ACTIVITY: Copy out each entry precisely; no image belongs in the result.

Entries from a dataset of interfaces:
○ ○ ○

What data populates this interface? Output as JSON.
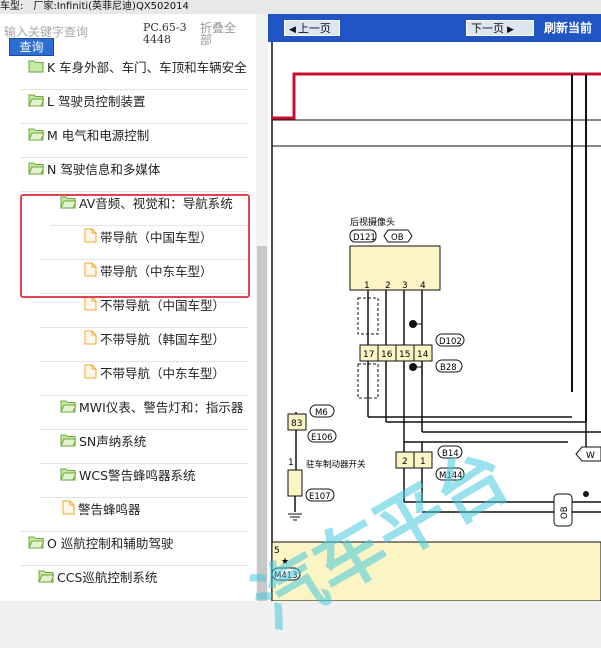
{
  "title_bar": {
    "model_label": "车型:",
    "manufacturer": "厂家:Infiniti(英菲尼迪)QX502014"
  },
  "search": {
    "placeholder": "输入关键字查询",
    "button": "查询"
  },
  "doc_code": "PC.65-34448",
  "collapse_all": "折叠全部",
  "tree": [
    {
      "label": "K 车身外部、车门、车顶和车辆安全"
    },
    {
      "label": "L 驾驶员控制装置"
    },
    {
      "label": "M 电气和电源控制"
    },
    {
      "label": "N 驾驶信息和多媒体"
    },
    {
      "label": "AV音频、视觉和：导航系统"
    },
    {
      "label": "带导航（中国车型）"
    },
    {
      "label": "带导航（中东车型）"
    },
    {
      "label": "不带导航（中国车型）"
    },
    {
      "label": "不带导航（韩国车型）"
    },
    {
      "label": "不带导航（中东车型）"
    },
    {
      "label": "MWI仪表、警告灯和：指示器"
    },
    {
      "label": "SN声纳系统"
    },
    {
      "label": "WCS警告蜂鸣器系统"
    },
    {
      "label": "警告蜂鸣器"
    },
    {
      "label": "O 巡航控制和辅助驾驶"
    },
    {
      "label": "CCS巡航控制系统"
    }
  ],
  "toolbar": {
    "prev": "上一页",
    "next": "下一页",
    "refresh": "刷新当前"
  },
  "diagram": {
    "camera_title": "后视摄像头",
    "camera_conn": "D121",
    "camera_tag": "OB",
    "pins_top": [
      "1",
      "2",
      "3",
      "4"
    ],
    "pins_mid": [
      "17",
      "16",
      "15",
      "14"
    ],
    "conn_d102": "D102",
    "conn_b28": "B28",
    "pin_83": "83",
    "conn_m6": "M6",
    "conn_e106": "E106",
    "pins_b14": [
      "2",
      "1"
    ],
    "conn_b14": "B14",
    "conn_m144": "M144",
    "switch_pin": "1",
    "switch_label": "驻车制动器开关",
    "conn_e107": "E107",
    "ob_tag": "OB",
    "w_tag": "W",
    "bottom_pin": "5",
    "conn_m413": "M413"
  },
  "watermark": "汽车平台",
  "colors": {
    "toolbar": "#2255c4",
    "highlight": "#e04450",
    "folder": "#7cc24a",
    "doc": "#f5b84a",
    "wire_red": "#c8102e",
    "box_yellow": "#fbf4c4"
  }
}
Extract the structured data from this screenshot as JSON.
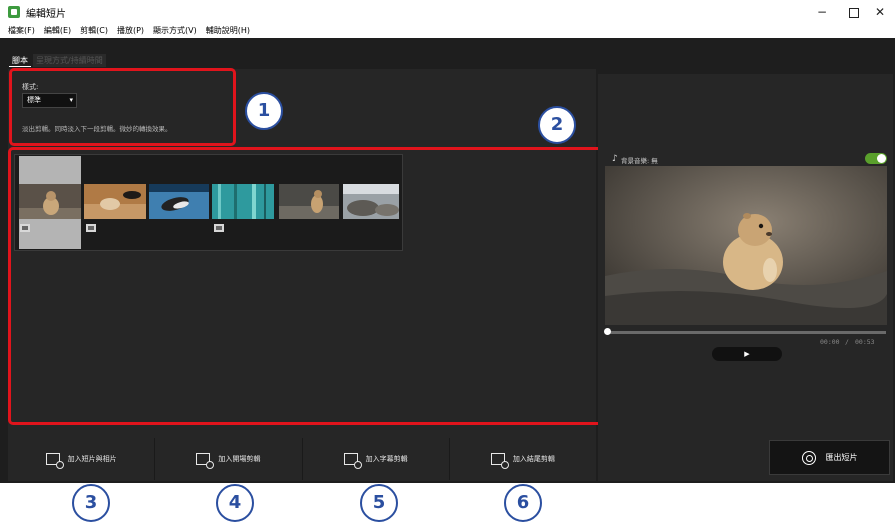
{
  "window": {
    "title": "編輯短片",
    "minimize": "−",
    "close": "✕"
  },
  "menu": [
    "檔案(F)",
    "編輯(E)",
    "剪輯(C)",
    "播放(P)",
    "顯示方式(V)",
    "輔助說明(H)"
  ],
  "tabs": [
    {
      "label": "腳本",
      "active": true
    },
    {
      "label": "呈現方式/持續時間",
      "active": false
    }
  ],
  "style_panel": {
    "label": "樣式:",
    "selected": "標準",
    "caret": "▾",
    "description": "淡出剪輯。同時淡入下一段剪輯。微妙的轉換效果。"
  },
  "timeline": {
    "clips": [
      {
        "name": "prairie-dog",
        "has_movie_icon": true
      },
      {
        "name": "rabbit",
        "has_movie_icon": true
      },
      {
        "name": "seal",
        "has_movie_icon": false
      },
      {
        "name": "aquarium",
        "has_movie_icon": true
      },
      {
        "name": "prairie-dog-2",
        "has_movie_icon": false
      },
      {
        "name": "rocky-shore",
        "has_movie_icon": false
      }
    ]
  },
  "actions": [
    {
      "label": "加入短片與相片",
      "icon": "add-media-icon"
    },
    {
      "label": "加入開場剪輯",
      "icon": "add-opening-icon"
    },
    {
      "label": "加入字幕剪輯",
      "icon": "add-caption-icon"
    },
    {
      "label": "加入結尾剪輯",
      "icon": "add-ending-icon"
    }
  ],
  "preview": {
    "bgm_label": "背景音樂: 無",
    "bgm_icon": "♪",
    "time_current": "00:00",
    "time_sep": "/",
    "time_total": "00:53",
    "play": "▶",
    "export_label": "匯出短片",
    "progress": 0
  },
  "callouts": [
    "1",
    "2",
    "3",
    "4",
    "5",
    "6"
  ],
  "colors": {
    "highlight": "#e0141c",
    "callout": "#2b4fa0",
    "toggle_on": "#5aa02c"
  }
}
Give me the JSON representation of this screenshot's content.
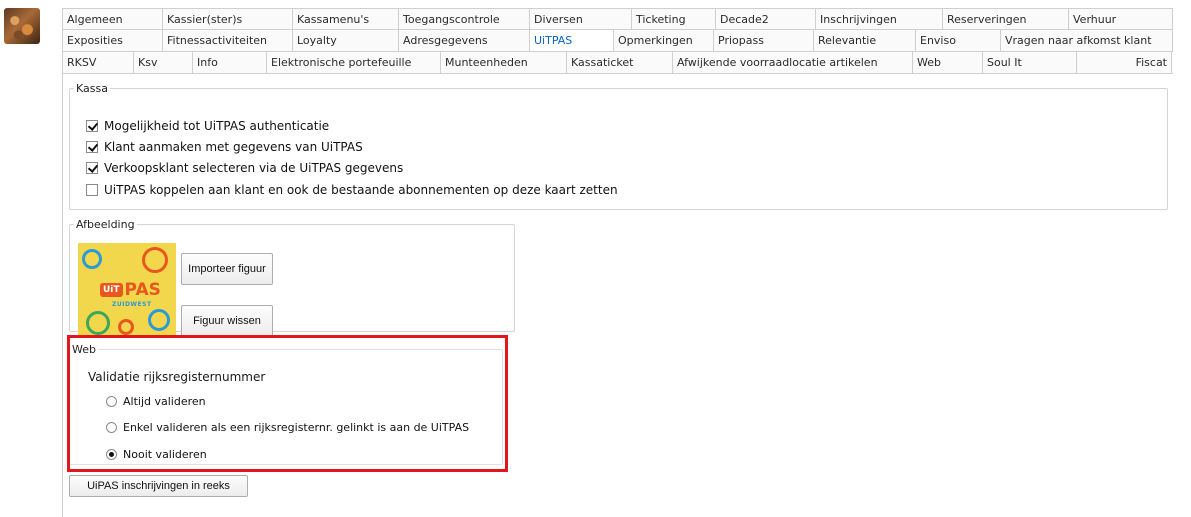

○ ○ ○

EXPECTED ANSWER:
What data populates this interface? Output as JSON.
{
  "title_bar": {
    "model_label": "车型:",
    "manufacturer": "厂家:Infiniti(英菲尼迪)QX502014"
  },
  "search": {
    "placeholder": "输入关键字查询",
    "button": "查询"
  },
  "doc_code": "PC.65-34448",
  "collapse_all": "折叠全部",
  "tree": [
    {
      "label": "K 车身外部、车门、车顶和车辆安全"
    },
    {
      "label": "L 驾驶员控制装置"
    },
    {
      "label": "M 电气和电源控制"
    },
    {
      "label": "N 驾驶信息和多媒体"
    },
    {
      "label": "AV音频、视觉和：导航系统"
    },
    {
      "label": "带导航（中国车型）"
    },
    {
      "label": "带导航（中东车型）"
    },
    {
      "label": "不带导航（中国车型）"
    },
    {
      "label": "不带导航（韩国车型）"
    },
    {
      "label": "不带导航（中东车型）"
    },
    {
      "label": "MWI仪表、警告灯和：指示器"
    },
    {
      "label": "SN声纳系统"
    },
    {
      "label": "WCS警告蜂鸣器系统"
    },
    {
      "label": "警告蜂鸣器"
    },
    {
      "label": "O 巡航控制和辅助驾驶"
    },
    {
      "label": "CCS巡航控制系统"
    }
  ],
  "toolbar": {
    "prev": "上一页",
    "next": "下一页",
    "refresh": "刷新当前"
  },
  "diagram": {
    "camera_title": "后视摄像头",
    "camera_conn": "D121",
    "camera_tag": "OB",
    "pins_top": [
      "1",
      "2",
      "3",
      "4"
    ],
    "pins_mid": [
      "17",
      "16",
      "15",
      "14"
    ],
    "conn_d102": "D102",
    "conn_b28": "B28",
    "pin_83": "83",
    "conn_m6": "M6",
    "conn_e106": "E106",
    "pins_b14": [
      "2",
      "1"
    ],
    "conn_b14": "B14",
    "conn_m144": "M144",
    "switch_pin": "1",
    "switch_label": "驻车制动器开关",
    "conn_e107": "E107",
    "ob_tag": "OB",
    "w_tag": "W",
    "bottom_pin": "5",
    "conn_m413": "M413"
  },
  "watermark": "汽车平台",
  "colors": {
    "toolbar": "#2255c4",
    "highlight": "#e04450",
    "folder": "#7cc24a",
    "doc": "#f5b84a",
    "wire_red": "#c8102e",
    "box_yellow": "#fbf4c4"
  }
}
Extract the structured data from this screenshot as JSON.
{
  "window": {
    "title": "編輯短片",
    "minimize": "−",
    "close": "✕"
  },
  "menu": [
    "檔案(F)",
    "編輯(E)",
    "剪輯(C)",
    "播放(P)",
    "顯示方式(V)",
    "輔助說明(H)"
  ],
  "tabs": [
    {
      "label": "腳本",
      "active": true
    },
    {
      "label": "呈現方式/持續時間",
      "active": false
    }
  ],
  "style_panel": {
    "label": "樣式:",
    "selected": "標準",
    "caret": "▾",
    "description": "淡出剪輯。同時淡入下一段剪輯。微妙的轉換效果。"
  },
  "timeline": {
    "clips": [
      {
        "name": "prairie-dog",
        "has_movie_icon": true
      },
      {
        "name": "rabbit",
        "has_movie_icon": true
      },
      {
        "name": "seal",
        "has_movie_icon": false
      },
      {
        "name": "aquarium",
        "has_movie_icon": true
      },
      {
        "name": "prairie-dog-2",
        "has_movie_icon": false
      },
      {
        "name": "rocky-shore",
        "has_movie_icon": false
      }
    ]
  },
  "actions": [
    {
      "label": "加入短片與相片",
      "icon": "add-media-icon"
    },
    {
      "label": "加入開場剪輯",
      "icon": "add-opening-icon"
    },
    {
      "label": "加入字幕剪輯",
      "icon": "add-caption-icon"
    },
    {
      "label": "加入結尾剪輯",
      "icon": "add-ending-icon"
    }
  ],
  "preview": {
    "bgm_label": "背景音樂: 無",
    "bgm_icon": "♪",
    "time_current": "00:00",
    "time_sep": "/",
    "time_total": "00:53",
    "play": "▶",
    "export_label": "匯出短片",
    "progress": 0
  },
  "callouts": [
    "1",
    "2",
    "3",
    "4",
    "5",
    "6"
  ],
  "colors": {
    "highlight": "#e0141c",
    "callout": "#2b4fa0",
    "toggle_on": "#5aa02c"
  }
}
Give me the JSON representation of this screenshot's content.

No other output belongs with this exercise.